In their semi-final, the Kokkinakis/Kyrgios team was also given special treatment by Channel Nine. The channel televised their game and discontinued the telecast of the crucial quarter-final match of Rafael Nadal and Denis Shapovalov.
Viewers did not appreciate this because the Nadal/Shapovalov game had entered a thrilling, nail-biting, and crucial phase.
The other semi-final doubles game, involving the Ebden/Purcell team was hardly acknowledged.
There is no doubt that there is a Kyrgios cult, with people going wild whenever he appears on the court—it is an impish spectacle unbecoming a competitive sporting event.
In contrast, the adulation of Ashleigh Barty is understandable and deserved, considering that she is the top female tennis player in the world. Barty won the Women’s Final in two sets (the second in a tie break): it was the first win of an Australian female player in 44 years—Chris O’Neil won in 1978—it came at the expense of Danielle Collins who heroically duelled with Barty, but she was unable to take the crown back with her to the United States.

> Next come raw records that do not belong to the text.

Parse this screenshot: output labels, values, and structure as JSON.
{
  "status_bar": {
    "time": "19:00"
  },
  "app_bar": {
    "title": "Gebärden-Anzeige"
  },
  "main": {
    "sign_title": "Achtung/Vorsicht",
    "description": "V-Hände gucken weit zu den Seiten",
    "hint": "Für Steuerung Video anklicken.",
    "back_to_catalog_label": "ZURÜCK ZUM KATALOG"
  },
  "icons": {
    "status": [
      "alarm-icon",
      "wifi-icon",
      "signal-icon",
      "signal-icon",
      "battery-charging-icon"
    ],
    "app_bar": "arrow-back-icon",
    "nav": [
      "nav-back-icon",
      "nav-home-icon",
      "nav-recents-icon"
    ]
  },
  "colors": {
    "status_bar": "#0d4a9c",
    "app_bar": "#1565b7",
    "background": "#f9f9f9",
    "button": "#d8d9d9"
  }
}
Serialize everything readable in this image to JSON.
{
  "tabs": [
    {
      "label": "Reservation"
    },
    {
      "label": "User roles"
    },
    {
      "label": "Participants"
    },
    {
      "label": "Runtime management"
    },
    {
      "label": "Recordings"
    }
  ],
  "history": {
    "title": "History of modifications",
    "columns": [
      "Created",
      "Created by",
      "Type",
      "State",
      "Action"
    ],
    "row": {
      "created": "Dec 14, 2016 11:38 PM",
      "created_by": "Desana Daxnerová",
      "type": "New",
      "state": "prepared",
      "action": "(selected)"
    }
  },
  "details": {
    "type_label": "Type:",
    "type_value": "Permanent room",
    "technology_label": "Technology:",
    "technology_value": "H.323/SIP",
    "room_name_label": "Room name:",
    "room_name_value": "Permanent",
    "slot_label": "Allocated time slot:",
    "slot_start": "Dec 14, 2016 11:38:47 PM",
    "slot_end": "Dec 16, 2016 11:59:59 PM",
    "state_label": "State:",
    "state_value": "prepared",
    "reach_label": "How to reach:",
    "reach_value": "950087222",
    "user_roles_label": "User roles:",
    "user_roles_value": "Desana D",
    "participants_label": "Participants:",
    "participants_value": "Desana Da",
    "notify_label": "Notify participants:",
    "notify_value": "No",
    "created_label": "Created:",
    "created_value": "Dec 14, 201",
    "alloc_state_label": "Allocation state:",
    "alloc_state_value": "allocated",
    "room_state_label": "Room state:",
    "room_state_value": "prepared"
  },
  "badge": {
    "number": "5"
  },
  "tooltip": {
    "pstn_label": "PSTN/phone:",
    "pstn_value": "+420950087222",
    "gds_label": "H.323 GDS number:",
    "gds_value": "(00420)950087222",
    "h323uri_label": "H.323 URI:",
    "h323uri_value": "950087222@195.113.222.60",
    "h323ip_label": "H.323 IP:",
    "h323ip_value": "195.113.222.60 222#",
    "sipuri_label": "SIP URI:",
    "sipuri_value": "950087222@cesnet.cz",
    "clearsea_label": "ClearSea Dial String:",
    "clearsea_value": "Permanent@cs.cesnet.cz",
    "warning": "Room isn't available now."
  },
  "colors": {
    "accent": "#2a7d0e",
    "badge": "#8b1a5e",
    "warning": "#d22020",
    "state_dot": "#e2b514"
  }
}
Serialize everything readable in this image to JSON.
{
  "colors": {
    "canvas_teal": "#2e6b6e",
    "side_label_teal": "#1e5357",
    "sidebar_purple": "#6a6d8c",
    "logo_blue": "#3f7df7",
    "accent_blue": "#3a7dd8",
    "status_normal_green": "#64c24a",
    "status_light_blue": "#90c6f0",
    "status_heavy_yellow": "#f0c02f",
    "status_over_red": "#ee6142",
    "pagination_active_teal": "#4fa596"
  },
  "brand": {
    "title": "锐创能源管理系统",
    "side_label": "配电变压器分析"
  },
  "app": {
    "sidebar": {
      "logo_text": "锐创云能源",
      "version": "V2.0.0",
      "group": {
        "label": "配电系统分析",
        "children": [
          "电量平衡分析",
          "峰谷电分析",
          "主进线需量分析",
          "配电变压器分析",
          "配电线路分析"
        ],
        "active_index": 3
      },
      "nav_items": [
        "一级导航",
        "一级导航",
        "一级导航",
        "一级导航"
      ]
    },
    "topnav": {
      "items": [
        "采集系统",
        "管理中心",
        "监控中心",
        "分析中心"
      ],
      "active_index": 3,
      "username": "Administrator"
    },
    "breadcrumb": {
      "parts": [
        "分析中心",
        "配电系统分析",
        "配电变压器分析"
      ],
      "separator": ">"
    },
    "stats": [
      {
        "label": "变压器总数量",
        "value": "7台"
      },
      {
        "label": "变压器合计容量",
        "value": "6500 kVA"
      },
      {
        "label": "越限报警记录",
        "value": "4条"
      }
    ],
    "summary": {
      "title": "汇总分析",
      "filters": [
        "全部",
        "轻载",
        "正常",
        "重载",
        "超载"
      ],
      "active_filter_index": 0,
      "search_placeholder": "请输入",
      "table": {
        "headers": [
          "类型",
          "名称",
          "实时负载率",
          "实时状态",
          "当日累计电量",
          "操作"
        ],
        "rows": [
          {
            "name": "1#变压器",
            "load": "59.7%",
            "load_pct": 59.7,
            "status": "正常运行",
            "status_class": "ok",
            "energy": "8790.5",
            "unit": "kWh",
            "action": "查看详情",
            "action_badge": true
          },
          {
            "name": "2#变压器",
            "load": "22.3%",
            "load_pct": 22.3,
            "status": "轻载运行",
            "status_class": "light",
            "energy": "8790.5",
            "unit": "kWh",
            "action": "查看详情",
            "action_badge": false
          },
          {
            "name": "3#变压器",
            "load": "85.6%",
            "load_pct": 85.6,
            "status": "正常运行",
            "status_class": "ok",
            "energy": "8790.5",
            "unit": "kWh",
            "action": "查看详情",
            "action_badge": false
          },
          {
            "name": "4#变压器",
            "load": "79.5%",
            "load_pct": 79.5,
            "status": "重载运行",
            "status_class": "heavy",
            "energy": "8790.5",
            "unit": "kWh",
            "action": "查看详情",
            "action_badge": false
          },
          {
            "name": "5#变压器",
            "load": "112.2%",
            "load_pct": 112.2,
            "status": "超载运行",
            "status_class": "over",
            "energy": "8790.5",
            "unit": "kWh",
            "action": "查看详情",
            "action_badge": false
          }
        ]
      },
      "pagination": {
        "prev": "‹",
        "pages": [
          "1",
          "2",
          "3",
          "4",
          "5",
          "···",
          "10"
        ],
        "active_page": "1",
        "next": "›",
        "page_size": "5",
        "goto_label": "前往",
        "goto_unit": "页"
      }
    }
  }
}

The Australian Open was also a story of sacrifice, pride, and achievement. Rafael Nadal made it to the final, even though he had needed a five-setter in his quarter-final match against Shapovalov.
Shapovalov, in an unsportsmanlike interview, claimed that Nadal had been given preferential treatment by the referee. In sport, like in a society in general, it is usually the loser who claims to be a victim of unfair play: their defeat is always the fault of someone else.
The final was an engrossing and enthralling event with incredible performances by Nadal and Medvedev. Following his historic win against a tenacious Medvedev, Nadal was feted and lauded.
His win made him into the undisputed greatest tennis player of all time. His win is his 21st Grand Slam victory (out of 29 Finals) and that sets him apart from Djokovic and Federer, who each amassed 20 Grand Slam victories.
Of course, Nadal’s critics will contend that it would have been different if Djokovic had been allowed to play, and that therefore, Nadal’s win is somehow tainted.
Regardless, Nadal has now achieved the status of an eternal legend because of his tennis exploits and his determination to always go the extra mile to win his matches. In that regard, he is a role model for the new generation of tennis players.
Overall, it was an accident-prone Australian Open, rich in intrigues, controversies, failures, stupendous achievements, and yet, it was a celebration of the indomitable human spirit.
Views expressed in this article are the opinions of the author and do not necessarily reflect the views of The Epoch Times.